Many of our electronic devices - like this cell phone - depends on something call tantalum. This is a Motorola Q SmartPhone - one of the smallest phones with a QWERTY keyboard - a typewriter keyboard - my wife loves it because it fits her smaller hands.

Tantalum comes from the ground in the minerals Columbite-Tantalite. [Pick up sample, point w/ pencil whip zoom to it] The two minerals are so similar that they always appear together, so we contract the name to "coltan". You can see that its a gray-blue, very hard metal. To our world it is as magical as nutmeg was to a 17th century European. I'll show you how its used ....

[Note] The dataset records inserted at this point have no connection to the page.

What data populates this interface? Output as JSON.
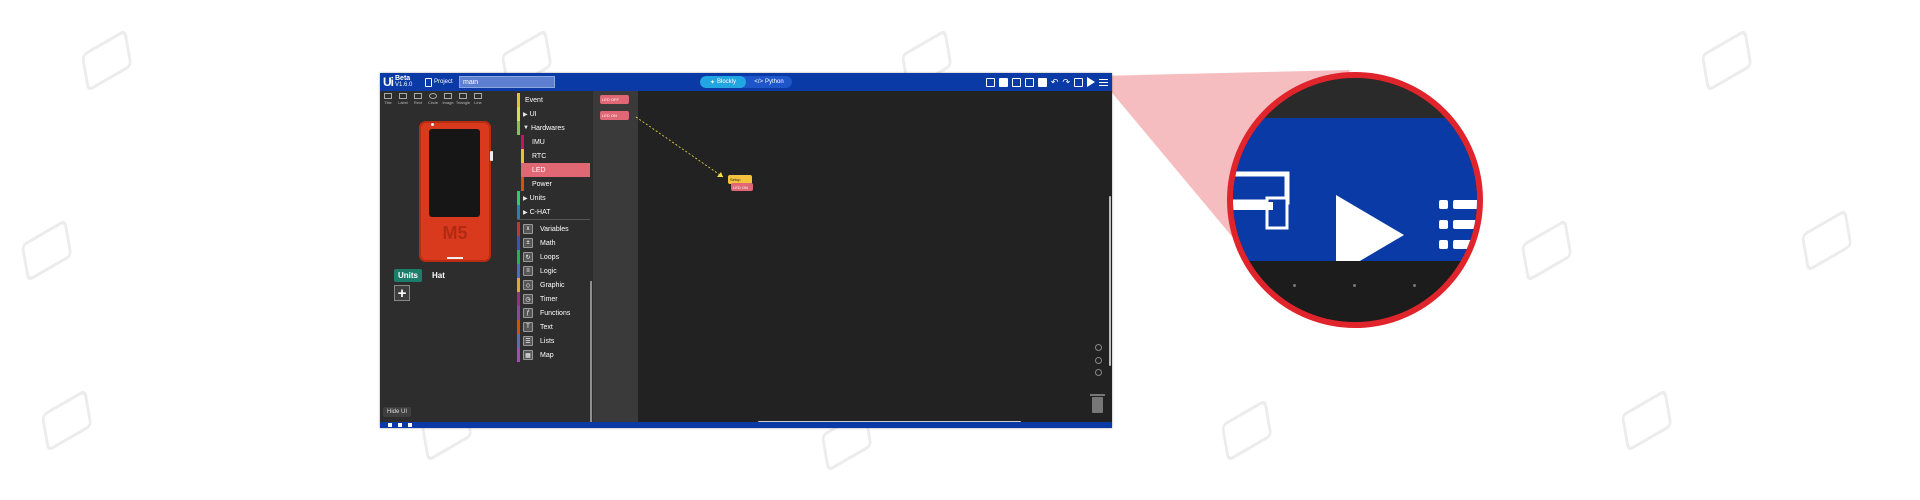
{
  "app": {
    "logo": "Ui",
    "beta_label": "Beta",
    "flow_label": "FLOW",
    "version": "V1.6.0",
    "project_label": "Project",
    "file_name": "main",
    "modes": [
      {
        "label": "Blockly",
        "active": true
      },
      {
        "label": "Python",
        "active": false
      }
    ]
  },
  "widget_tools": [
    "Title",
    "Label",
    "Rect",
    "Circle",
    "Image",
    "Triangle",
    "Line"
  ],
  "left_panel": {
    "device_brand": "M5",
    "tabs": [
      {
        "label": "Units",
        "active": true
      },
      {
        "label": "Hat",
        "active": false
      }
    ],
    "add_symbol": "+",
    "hide_ui_label": "Hide UI"
  },
  "categories": {
    "tree": [
      {
        "label": "Event",
        "color": "#e8c130"
      },
      {
        "label": "UI",
        "color": "#d4e157",
        "arrow": "▶"
      },
      {
        "label": "Hardwares",
        "color": "#8bc34a",
        "arrow": "▼"
      },
      {
        "label": "IMU",
        "color": "#c2185b",
        "sub": true
      },
      {
        "label": "RTC",
        "color": "#e8c130",
        "sub": true
      },
      {
        "label": "LED",
        "color": "#e06774",
        "sub": true,
        "selected": true
      },
      {
        "label": "Power",
        "color": "#d35400",
        "sub": true
      },
      {
        "label": "Units",
        "color": "#2ecc71",
        "arrow": "▶"
      },
      {
        "label": "C-HAT",
        "color": "#2980b9",
        "arrow": "▶"
      }
    ],
    "blocks": [
      {
        "label": "Variables",
        "color": "#c0392b"
      },
      {
        "label": "Math",
        "color": "#3f51b5"
      },
      {
        "label": "Loops",
        "color": "#27ae60"
      },
      {
        "label": "Logic",
        "color": "#4a6fc4"
      },
      {
        "label": "Graphic",
        "color": "#e8a530"
      },
      {
        "label": "Timer",
        "color": "#9c2a8f"
      },
      {
        "label": "Functions",
        "color": "#8e44ad"
      },
      {
        "label": "Text",
        "color": "#d35400"
      },
      {
        "label": "Lists",
        "color": "#5c6bc0"
      },
      {
        "label": "Map",
        "color": "#ab47bc"
      }
    ]
  },
  "flyout": {
    "blocks": [
      "LED OFF",
      "LED ON"
    ]
  },
  "workspace": {
    "setup_block": "Setup",
    "led_block": "LED ON"
  },
  "colors": {
    "topbar": "#0a3aa5",
    "workspace": "#222222",
    "callout_ring": "#e0242c",
    "callout_cone": "#f3b2b4",
    "led_block": "#e06774",
    "setup_block": "#f4c23c"
  }
}
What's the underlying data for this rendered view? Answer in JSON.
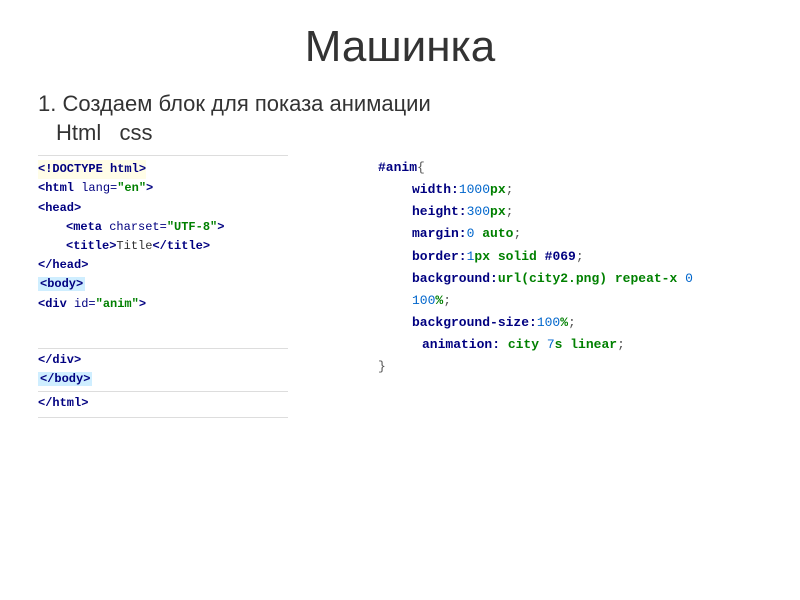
{
  "title": "Машинка",
  "body": {
    "line1": "1. Создаем блок для показа анимации",
    "line2": "Html   css"
  },
  "html_code": {
    "doctype_open": "<!DOCTYPE ",
    "doctype_kw": "html",
    "doctype_close": ">",
    "html_open1": "<html ",
    "lang_attr": "lang=",
    "lang_val": "\"en\"",
    "html_open2": ">",
    "head_open": "<head>",
    "meta1": "<meta ",
    "charset_attr": "charset=",
    "charset_val": "\"UTF-8\"",
    "meta2": ">",
    "title_open": "<title>",
    "title_text": "Title",
    "title_close": "</title>",
    "head_close": "</head>",
    "body_open": "<body>",
    "div1": "<div ",
    "id_attr": "id=",
    "id_val": "\"anim\"",
    "div2": ">",
    "div_close": "</div>",
    "body_close": "</body>",
    "html_close": "</html>"
  },
  "css_code": {
    "selector": "#anim",
    "brace_open": "{",
    "p1_prop": "width:",
    "p1_num": "1000",
    "p1_unit": "px",
    "semi": ";",
    "p2_prop": "height:",
    "p2_num": "300",
    "p2_unit": "px",
    "p3_prop": "margin:",
    "p3_num": "0",
    "p3_val": " auto",
    "p4_prop": "border:",
    "p4_num": "1",
    "p4_unit": "px",
    "p4_val": " solid ",
    "p4_color": "#069",
    "p5_prop": "background:",
    "p5_fn": "url(",
    "p5_arg": "city2.png",
    "p5_fn2": ")",
    "p5_rest": " repeat-x ",
    "p5_n1": "0",
    "p5_sp": " ",
    "p5_n2": "100",
    "p5_pct": "%",
    "p6_prop": "background-size:",
    "p6_num": "100",
    "p6_pct": "%",
    "p7_prop": "animation:",
    "p7_name": " city ",
    "p7_num": "7",
    "p7_unit": "s",
    "p7_val": " linear",
    "brace_close": "}"
  }
}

... The United States produces no cotlan so for all of our electronic items its imported. The largest source is Australia, which supplies over half. Some is found in the Rift Valley in Africa. Like the nutmeg, Coltan has brought ruin to the Congo even though it produces only two percent or so of the world's supply. Battles to control the mineral have, by some estimates, killed about five million people.

Tantalum is used to make a key electronic element called a capacitor.

Its this yellow blob. [point with pencil so size is clear; whip zoom in] These electrical devices regulate the voltage and store energy in cell phones.

You can make them out of aluminum, but they aren't as small; so when you make a phone like this that has all sorts of bells and whistles, to make it small you need to cut weight at every point. Now, one capacitor doesn't seem like a lot, but cell phone giant Nokia says that every one of their phones has one capacitor that uses about 40 milligrams of tantalum; and Nokia makes 40 million phones a year. But in something as large ....

As this Playstation2 many more gram of tantalum might be used ...